◆ YOUR INSTRUCTIONS: Look through the data below and show every line that includes "heading".

Stored items from a collection:
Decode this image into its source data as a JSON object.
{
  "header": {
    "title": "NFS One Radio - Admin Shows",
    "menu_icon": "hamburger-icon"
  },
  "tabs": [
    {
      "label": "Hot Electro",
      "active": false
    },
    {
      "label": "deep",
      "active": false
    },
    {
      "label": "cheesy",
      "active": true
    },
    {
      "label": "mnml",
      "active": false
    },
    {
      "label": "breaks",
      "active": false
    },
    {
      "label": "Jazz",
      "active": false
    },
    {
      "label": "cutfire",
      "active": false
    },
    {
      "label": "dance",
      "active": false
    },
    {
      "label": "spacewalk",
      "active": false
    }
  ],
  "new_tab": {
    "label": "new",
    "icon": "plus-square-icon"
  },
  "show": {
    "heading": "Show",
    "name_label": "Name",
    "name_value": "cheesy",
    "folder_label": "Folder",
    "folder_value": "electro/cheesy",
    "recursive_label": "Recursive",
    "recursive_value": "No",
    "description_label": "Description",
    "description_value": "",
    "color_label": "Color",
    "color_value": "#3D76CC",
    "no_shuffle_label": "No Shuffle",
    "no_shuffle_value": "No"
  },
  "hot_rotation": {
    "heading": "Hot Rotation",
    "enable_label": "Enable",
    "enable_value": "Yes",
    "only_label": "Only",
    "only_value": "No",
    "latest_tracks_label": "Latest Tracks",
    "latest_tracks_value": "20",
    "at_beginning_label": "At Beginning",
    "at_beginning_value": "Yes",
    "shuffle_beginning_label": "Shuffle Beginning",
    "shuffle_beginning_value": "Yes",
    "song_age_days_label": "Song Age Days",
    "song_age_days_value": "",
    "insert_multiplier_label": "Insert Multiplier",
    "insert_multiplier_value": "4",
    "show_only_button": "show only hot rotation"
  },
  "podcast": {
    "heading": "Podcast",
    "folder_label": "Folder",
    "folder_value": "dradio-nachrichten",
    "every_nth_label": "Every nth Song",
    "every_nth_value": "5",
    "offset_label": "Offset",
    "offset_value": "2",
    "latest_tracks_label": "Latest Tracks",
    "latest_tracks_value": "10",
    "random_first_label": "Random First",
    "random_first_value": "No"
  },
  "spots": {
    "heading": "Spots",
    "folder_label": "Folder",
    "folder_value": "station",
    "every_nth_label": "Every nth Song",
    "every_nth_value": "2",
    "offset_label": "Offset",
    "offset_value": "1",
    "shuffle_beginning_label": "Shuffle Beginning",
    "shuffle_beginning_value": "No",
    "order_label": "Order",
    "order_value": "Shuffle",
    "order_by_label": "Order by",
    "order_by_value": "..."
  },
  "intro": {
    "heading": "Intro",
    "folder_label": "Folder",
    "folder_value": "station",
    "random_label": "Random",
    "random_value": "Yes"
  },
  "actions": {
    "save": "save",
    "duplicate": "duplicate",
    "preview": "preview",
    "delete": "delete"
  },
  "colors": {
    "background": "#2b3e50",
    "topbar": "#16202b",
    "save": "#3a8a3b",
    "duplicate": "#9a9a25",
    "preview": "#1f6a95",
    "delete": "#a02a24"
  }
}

◆ EXERCISE RESPONSE:
    "heading": "Show",
    "heading": "Hot Rotation",
    "heading": "Podcast",
    "heading": "Spots",
    "heading": "Intro",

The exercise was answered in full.